Okay, that isn’t exactly what Shakespeare wrote , but wouldn’t things be simpler if there weren’t those other parties to worry about?

For healthcare institutions, those other parties are now a fact of life. The days are long past when a healthcare institution’s mission was primarily accomplished inside the walls of a hospital. Most institutions now find themselves in the role of both landlord AND tenant. What steps can be taken to simplify the operation of these growing real estate holdings, as well as properly managing relationships with landlords, physician tenants as well as hospital departments?



This first bit of advice sounds obvious, but so often events keep organizations from investing the time and resources necessary to taking a thorough inventory of both owned and leased space. There are four components to a space inventory: legal, financial, physical and operational.

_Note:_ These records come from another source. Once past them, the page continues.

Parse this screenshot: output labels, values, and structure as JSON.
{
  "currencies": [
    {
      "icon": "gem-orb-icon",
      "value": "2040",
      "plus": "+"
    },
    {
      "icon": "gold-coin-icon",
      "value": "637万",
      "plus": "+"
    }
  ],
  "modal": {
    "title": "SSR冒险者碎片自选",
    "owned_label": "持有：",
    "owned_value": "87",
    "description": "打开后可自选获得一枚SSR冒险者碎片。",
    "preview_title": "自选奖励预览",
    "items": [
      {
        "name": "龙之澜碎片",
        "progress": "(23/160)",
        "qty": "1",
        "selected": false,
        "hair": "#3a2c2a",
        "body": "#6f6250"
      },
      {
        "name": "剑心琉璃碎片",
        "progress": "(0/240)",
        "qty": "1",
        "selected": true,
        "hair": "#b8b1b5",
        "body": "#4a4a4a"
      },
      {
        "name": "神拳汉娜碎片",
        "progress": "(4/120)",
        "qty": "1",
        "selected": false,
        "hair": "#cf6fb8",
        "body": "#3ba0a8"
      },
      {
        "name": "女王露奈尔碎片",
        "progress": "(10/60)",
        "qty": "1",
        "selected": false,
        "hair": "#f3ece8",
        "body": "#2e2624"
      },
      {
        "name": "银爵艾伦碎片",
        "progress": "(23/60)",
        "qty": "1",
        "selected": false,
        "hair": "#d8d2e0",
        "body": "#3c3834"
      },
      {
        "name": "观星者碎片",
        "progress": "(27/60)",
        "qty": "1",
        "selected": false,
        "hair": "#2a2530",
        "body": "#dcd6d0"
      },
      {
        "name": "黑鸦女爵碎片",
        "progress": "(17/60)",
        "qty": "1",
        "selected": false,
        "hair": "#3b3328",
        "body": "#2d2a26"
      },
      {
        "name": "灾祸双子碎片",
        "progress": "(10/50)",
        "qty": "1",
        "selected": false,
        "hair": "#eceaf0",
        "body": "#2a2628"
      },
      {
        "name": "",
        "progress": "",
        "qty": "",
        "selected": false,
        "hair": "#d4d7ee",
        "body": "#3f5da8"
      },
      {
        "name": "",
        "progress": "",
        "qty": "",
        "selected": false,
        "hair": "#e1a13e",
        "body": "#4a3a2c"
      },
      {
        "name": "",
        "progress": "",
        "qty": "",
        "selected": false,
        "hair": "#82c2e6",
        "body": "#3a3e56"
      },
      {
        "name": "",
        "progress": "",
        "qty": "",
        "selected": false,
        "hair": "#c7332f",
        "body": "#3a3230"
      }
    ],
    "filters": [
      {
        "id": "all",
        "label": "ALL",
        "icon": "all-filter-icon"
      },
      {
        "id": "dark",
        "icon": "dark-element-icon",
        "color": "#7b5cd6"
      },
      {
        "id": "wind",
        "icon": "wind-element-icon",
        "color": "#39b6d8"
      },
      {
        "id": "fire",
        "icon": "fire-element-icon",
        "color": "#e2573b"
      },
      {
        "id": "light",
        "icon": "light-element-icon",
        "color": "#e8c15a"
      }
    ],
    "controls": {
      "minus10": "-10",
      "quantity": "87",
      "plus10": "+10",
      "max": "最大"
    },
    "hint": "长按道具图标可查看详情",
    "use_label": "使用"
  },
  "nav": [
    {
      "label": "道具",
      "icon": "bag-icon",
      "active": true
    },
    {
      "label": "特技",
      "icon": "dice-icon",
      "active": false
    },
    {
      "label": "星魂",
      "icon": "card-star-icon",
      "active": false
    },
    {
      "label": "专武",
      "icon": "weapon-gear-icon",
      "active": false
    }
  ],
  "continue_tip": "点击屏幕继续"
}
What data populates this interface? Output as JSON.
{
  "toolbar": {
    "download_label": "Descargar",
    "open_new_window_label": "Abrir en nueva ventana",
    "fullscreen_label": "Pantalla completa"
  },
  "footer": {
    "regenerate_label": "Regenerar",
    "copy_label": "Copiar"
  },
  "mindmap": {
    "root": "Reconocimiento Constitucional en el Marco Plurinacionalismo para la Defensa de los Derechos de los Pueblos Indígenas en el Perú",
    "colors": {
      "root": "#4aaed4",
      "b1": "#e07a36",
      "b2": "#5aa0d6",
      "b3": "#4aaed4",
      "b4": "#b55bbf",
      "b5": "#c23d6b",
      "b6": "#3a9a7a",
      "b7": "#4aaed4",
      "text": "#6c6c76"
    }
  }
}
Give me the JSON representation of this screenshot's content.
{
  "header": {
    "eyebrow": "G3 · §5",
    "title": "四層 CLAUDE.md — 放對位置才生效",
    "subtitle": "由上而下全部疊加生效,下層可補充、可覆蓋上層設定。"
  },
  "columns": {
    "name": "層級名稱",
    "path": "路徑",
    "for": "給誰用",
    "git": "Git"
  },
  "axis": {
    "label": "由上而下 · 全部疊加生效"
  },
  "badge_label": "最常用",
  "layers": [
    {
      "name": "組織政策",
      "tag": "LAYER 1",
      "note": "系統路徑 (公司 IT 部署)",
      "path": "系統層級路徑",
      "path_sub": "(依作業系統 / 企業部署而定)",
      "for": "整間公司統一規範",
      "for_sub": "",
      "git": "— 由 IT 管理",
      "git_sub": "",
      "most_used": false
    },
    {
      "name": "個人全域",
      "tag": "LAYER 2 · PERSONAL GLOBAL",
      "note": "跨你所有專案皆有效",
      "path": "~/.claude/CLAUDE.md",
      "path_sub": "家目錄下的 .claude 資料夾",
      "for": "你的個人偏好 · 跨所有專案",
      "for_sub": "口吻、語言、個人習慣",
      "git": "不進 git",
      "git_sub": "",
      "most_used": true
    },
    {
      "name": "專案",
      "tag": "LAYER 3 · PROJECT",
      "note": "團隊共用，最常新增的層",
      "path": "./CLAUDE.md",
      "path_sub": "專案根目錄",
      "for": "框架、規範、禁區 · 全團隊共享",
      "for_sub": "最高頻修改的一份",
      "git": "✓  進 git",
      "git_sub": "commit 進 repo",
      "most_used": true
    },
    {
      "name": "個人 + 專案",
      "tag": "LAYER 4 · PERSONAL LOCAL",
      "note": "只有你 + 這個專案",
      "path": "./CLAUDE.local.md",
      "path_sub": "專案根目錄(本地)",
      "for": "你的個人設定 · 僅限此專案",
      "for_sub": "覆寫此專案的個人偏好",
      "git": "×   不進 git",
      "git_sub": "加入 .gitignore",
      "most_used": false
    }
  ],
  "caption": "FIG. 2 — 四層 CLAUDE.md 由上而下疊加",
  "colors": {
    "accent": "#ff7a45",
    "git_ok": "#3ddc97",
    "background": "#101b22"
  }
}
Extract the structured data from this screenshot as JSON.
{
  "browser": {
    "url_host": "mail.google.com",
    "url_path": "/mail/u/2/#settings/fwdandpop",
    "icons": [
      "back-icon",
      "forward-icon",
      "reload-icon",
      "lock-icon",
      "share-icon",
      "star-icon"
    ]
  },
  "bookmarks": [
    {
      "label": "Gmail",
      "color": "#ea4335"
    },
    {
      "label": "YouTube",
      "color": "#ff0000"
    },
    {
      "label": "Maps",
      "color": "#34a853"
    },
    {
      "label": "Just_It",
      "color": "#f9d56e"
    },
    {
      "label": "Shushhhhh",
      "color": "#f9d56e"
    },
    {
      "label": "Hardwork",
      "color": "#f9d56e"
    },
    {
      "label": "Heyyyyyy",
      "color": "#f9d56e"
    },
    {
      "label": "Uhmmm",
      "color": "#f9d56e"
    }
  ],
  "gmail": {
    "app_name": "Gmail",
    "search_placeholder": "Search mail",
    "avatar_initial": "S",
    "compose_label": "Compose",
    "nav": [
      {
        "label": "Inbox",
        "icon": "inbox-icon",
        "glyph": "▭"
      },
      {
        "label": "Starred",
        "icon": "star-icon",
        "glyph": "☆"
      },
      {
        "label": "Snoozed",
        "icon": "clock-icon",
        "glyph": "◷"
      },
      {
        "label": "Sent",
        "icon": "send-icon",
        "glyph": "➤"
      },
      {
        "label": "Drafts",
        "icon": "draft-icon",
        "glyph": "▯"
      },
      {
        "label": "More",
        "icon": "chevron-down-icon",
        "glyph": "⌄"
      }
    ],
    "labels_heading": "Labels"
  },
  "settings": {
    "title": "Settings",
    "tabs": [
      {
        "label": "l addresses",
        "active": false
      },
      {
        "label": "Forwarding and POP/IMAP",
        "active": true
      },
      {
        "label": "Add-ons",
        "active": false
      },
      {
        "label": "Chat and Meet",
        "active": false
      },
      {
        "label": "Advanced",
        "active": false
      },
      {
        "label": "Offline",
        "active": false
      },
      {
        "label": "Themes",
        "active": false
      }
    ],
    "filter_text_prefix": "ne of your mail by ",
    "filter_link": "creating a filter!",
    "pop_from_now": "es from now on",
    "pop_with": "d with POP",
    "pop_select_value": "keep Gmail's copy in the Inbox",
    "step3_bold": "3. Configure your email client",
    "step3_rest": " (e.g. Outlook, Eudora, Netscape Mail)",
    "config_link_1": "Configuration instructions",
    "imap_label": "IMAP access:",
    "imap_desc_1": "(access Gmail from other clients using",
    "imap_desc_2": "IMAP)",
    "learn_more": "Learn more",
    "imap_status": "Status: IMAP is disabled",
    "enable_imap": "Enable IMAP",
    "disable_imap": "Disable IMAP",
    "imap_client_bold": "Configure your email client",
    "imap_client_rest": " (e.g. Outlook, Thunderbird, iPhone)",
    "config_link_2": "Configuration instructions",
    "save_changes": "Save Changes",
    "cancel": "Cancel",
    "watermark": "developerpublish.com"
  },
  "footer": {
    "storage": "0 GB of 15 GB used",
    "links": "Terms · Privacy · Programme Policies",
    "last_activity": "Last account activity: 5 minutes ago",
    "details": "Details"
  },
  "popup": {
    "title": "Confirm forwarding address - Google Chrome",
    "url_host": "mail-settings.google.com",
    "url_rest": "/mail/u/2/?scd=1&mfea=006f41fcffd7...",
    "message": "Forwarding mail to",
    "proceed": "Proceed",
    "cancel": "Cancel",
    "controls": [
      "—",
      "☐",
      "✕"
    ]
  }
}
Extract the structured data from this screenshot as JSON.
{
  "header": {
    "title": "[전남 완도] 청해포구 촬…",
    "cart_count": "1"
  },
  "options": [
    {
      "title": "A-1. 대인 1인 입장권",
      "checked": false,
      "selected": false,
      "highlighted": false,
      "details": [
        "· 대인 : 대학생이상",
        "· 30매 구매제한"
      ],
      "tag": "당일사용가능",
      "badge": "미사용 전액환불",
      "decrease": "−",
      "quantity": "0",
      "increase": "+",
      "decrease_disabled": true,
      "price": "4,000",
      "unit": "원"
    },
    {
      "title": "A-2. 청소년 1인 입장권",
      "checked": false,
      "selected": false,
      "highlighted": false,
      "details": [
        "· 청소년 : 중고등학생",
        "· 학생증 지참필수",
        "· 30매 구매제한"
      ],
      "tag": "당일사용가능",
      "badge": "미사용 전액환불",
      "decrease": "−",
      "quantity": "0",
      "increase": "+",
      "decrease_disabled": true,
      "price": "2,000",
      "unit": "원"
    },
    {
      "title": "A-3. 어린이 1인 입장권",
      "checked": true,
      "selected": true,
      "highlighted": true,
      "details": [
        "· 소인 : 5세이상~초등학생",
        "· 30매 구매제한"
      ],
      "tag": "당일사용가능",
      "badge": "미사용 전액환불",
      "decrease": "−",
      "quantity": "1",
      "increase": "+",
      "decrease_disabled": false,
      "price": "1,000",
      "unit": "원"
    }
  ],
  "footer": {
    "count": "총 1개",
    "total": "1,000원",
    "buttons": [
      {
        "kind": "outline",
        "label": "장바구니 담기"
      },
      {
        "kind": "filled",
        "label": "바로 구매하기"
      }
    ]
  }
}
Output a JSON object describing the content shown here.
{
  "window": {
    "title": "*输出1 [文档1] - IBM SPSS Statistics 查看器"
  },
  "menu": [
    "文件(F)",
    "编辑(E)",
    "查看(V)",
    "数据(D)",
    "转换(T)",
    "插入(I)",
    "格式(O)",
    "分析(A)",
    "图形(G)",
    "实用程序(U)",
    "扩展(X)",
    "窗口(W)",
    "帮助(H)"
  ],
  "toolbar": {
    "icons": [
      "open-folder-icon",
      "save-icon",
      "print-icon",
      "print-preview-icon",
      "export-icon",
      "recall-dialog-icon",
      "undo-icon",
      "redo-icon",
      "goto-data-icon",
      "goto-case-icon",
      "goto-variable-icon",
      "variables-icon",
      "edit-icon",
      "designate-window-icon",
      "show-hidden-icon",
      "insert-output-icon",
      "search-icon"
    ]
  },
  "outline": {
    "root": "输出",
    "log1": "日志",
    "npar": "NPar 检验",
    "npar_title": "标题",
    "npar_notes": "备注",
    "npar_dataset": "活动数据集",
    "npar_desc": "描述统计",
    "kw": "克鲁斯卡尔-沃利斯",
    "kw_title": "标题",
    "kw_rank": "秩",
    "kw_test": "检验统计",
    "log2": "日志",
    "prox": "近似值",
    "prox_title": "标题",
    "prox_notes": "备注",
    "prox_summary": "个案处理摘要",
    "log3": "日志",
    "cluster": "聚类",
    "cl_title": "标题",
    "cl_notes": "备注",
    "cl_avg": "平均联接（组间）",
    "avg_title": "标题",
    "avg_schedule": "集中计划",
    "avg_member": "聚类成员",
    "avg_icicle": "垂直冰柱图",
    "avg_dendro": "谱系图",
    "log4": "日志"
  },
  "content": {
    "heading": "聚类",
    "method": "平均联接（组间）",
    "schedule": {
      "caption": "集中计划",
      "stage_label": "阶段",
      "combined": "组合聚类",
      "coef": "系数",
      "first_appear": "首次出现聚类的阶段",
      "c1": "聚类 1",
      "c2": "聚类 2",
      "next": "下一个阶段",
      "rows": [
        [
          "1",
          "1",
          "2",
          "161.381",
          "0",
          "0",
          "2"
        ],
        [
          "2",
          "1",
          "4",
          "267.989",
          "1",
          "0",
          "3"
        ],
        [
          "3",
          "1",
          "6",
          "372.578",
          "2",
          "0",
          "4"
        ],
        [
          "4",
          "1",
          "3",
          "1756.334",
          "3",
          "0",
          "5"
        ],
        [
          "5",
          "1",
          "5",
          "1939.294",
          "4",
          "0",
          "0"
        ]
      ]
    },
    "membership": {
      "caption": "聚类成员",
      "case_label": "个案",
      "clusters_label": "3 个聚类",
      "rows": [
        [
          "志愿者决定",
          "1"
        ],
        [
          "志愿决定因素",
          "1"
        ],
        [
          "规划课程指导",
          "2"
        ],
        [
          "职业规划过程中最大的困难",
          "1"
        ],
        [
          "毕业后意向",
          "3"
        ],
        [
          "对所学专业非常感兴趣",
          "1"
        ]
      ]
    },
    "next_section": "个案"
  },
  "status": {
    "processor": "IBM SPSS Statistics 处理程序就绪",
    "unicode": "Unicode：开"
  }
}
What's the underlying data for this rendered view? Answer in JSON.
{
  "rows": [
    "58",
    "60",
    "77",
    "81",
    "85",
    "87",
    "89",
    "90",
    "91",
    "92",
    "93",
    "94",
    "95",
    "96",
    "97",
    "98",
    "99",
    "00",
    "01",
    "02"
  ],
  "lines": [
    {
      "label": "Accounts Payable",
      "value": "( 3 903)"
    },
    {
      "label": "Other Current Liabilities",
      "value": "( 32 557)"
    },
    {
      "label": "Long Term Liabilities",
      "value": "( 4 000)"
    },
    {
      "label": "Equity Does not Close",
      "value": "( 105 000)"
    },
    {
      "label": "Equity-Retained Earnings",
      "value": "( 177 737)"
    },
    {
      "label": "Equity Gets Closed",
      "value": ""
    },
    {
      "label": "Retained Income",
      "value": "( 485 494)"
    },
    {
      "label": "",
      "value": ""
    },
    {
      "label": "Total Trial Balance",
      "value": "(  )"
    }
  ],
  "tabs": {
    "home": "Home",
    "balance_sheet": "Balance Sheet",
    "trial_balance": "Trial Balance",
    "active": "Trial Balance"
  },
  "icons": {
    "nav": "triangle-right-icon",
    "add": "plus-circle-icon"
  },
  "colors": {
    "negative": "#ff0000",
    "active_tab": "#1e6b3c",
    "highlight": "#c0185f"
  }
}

Legal: ­ Whether a property is owned or leased, the legal inventory at a minimum should include copies of all fully EXECUTED legal documents, plus the names, addresses and contact information for all parties involved. Documents should be scanned and ideally be accessible through a real estate portfolio software system.

Physical: ­ A description of both the building and the leased or owned space. This should follow a checklist which includes:

  • type of construction
  • parking fire/safety systems
  • HVAC/mechanical systems
  • floor plans
  • physical inspection reports
  • feedback from the occupants on any space or management issues
  • photos -remember, a picture is worth a thousand words

Financial:­ All financial obligations under a lease or mortgage should be captured, along with information on operating expenses, initial tenant improvement costs, book value and historical costs. Information on insurance requirements under a lease or condominium documents should also be tracked, along with evidence of coverage.

Operational: ­ Who is responsible for what? Have a checklist of all maintenance and management obligations. The responsible party should be clearly identified along with the relevant contact information. From medical waste disposal, cleaning and light bulb changing, to roof leaks and sidewalk cleaning, make sure all parties are clear about their respective obligations. A physician practice’s first impulse may be to call the hospital facility department when there is a problem, but the correct response may be a call to the landlord’s property management company.


Invest in a real estate portfolio administration software package. Most software is adept at tracking both owned and leased properties as well as all of the above-mentioned components of a space inventory. Cost effective solutions are available for even small portfolios.


Be proactive. Pay attention to the ticklers generated by your real estate portfolio system for upcoming lease expirations and renewal options. Make sure those ticklers provide sufficient lead time to work decisions through your organization’s approval making process.
You now have the information and the tools for the efficient and timely management of the legal, financial and physical obligations of a real estate portfolio.

Other Matters

Why Hospitals are Getting Into the Real Estate Business,” a recent segment on NPR, provides a look into an interesting new reason for hospitals’ real estate activities. Housing insecurity, low-quality housing, and living in an impoverished neighborhood, all have negative consequences on a person’s health. By directly addressing these drivers of poor health, hospitals can lower the cost of caring for these populations.